Most people believe that Henry Ford invented the assembly line, but that is not true. Ransom E. Olds developed the assembly line in 1901 and first used it on the 1901 Oldsmobile Curved Dash, the first mass-produced car.
But Henry Ford made a lot of advancements to the assembly line and made it a much more efficient system from 1913-26.
In 1913, Ford began using the moving assembly line and produced a whopping 170,211 cars, which allowed the price of the 1913 Model T’s to be sold for $600. Efficiency improved so much over the next 13 years that by the end of the Model T’s production run in May 1927, the price has been reduced to only $300.
The Model T was the first mass-produced car built with 100 percent interchangeable parts, and at $300 it was finally affordable to most middle-class folks.
The 1909 model was powered by a 177 cubic-inch four-cylinder engine that produced about 20 horsepower and had a top speed of around 25 mph. All four cylinders were in single castiron block. Previously, cylinder blocks were cast in pairs – two cylinders per block.
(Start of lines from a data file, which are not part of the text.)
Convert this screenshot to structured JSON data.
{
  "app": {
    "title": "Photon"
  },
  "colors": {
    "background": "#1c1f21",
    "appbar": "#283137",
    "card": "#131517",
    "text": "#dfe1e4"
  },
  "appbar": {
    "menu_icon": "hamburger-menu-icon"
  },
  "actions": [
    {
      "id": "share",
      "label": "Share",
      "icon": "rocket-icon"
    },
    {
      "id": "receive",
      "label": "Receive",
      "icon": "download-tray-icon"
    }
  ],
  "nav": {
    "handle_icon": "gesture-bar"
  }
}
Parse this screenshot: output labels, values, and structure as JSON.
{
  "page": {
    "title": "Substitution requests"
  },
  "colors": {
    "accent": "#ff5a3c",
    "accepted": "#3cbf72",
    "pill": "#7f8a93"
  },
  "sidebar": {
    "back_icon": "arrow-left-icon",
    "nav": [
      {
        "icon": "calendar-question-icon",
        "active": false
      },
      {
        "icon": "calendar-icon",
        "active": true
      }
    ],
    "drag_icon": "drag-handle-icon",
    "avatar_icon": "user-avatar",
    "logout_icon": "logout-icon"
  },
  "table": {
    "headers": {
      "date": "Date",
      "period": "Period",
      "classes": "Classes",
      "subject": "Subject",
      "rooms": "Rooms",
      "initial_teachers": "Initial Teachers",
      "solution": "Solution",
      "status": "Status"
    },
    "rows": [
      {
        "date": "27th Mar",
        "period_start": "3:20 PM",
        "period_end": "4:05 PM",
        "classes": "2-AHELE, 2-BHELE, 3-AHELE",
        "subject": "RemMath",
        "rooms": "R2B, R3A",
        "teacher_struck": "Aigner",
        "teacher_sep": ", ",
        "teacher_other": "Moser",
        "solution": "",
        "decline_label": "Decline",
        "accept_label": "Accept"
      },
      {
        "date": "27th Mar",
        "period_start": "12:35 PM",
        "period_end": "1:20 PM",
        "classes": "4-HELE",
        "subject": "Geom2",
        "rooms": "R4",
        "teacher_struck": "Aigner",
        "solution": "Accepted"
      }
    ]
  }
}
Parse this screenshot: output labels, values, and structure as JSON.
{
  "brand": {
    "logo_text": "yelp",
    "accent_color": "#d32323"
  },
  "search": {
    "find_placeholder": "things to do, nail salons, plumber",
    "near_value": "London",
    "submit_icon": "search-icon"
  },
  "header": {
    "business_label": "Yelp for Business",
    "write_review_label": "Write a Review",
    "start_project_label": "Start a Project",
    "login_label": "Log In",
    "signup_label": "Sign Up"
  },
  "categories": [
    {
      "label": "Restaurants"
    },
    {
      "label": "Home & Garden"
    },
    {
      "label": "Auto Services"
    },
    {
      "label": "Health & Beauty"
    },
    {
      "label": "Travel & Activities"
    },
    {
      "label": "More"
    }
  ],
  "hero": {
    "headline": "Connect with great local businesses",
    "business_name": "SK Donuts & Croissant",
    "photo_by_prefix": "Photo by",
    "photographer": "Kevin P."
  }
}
In 1909, Ford began using a Vanadium steel alloy, which added strength and weighed less.
The four-cylinder engine was mated with a two-speed planetary transmission, and the two shared the same oil.
Headlamps, windshields and tops were not available on the early 1909 Model T’s but were added later that year.
Most 1909 models had wood bodies; however, about a thousand aluminum bodies were made by Pontiac for Ford before Ford returned to using wood.
In 1909 the first cars were produced in red; green was added later, followed by gray and dark blue.
By 1913 the assembly line required fast-drying paint, but black was the only color that dried fast enough to be used with the speed of the line.
By May 1927 over 15 million Model T’s had put Americans on the road!
Until next week, keep on cruising!